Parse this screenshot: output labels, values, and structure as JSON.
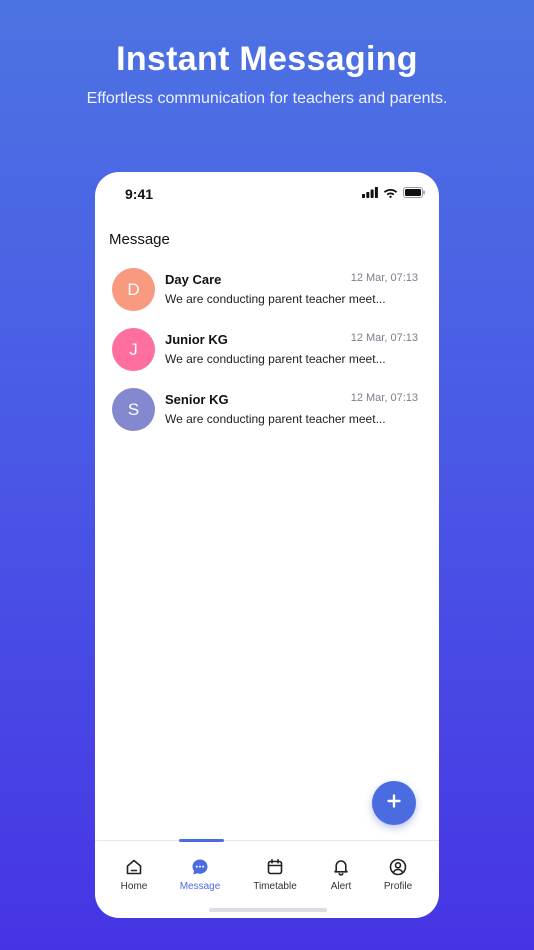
{
  "hero": {
    "title": "Instant Messaging",
    "subtitle": "Effortless communication for teachers and parents."
  },
  "status_bar": {
    "time": "9:41",
    "icons": [
      "signal-icon",
      "wifi-icon",
      "battery-icon"
    ]
  },
  "screen": {
    "title": "Message"
  },
  "chats": [
    {
      "initial": "D",
      "name": "Day Care",
      "time": "12 Mar, 07:13",
      "preview": "We are conducting parent teacher meet...",
      "color": "#f79a80"
    },
    {
      "initial": "J",
      "name": "Junior KG",
      "time": "12 Mar, 07:13",
      "preview": "We are conducting parent teacher meet...",
      "color": "#fd6f9e"
    },
    {
      "initial": "S",
      "name": "Senior KG",
      "time": "12 Mar, 07:13",
      "preview": "We are conducting parent teacher meet...",
      "color": "#8489cf"
    }
  ],
  "fab": {
    "icon": "plus-icon"
  },
  "bottom_nav": {
    "active": "Message",
    "items": [
      {
        "label": "Home",
        "icon": "home-icon"
      },
      {
        "label": "Message",
        "icon": "chat-bubble-icon"
      },
      {
        "label": "Timetable",
        "icon": "calendar-icon"
      },
      {
        "label": "Alert",
        "icon": "bell-icon"
      },
      {
        "label": "Profile",
        "icon": "user-circle-icon"
      }
    ]
  },
  "colors": {
    "accent": "#4b6be0",
    "background_top": "#4c73e2",
    "background_bottom": "#4634e4"
  }
}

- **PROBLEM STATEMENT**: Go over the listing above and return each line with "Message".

- **ANSWER SECTION**:
    "title": "Message"
    "active": "Message",
        "label": "Message",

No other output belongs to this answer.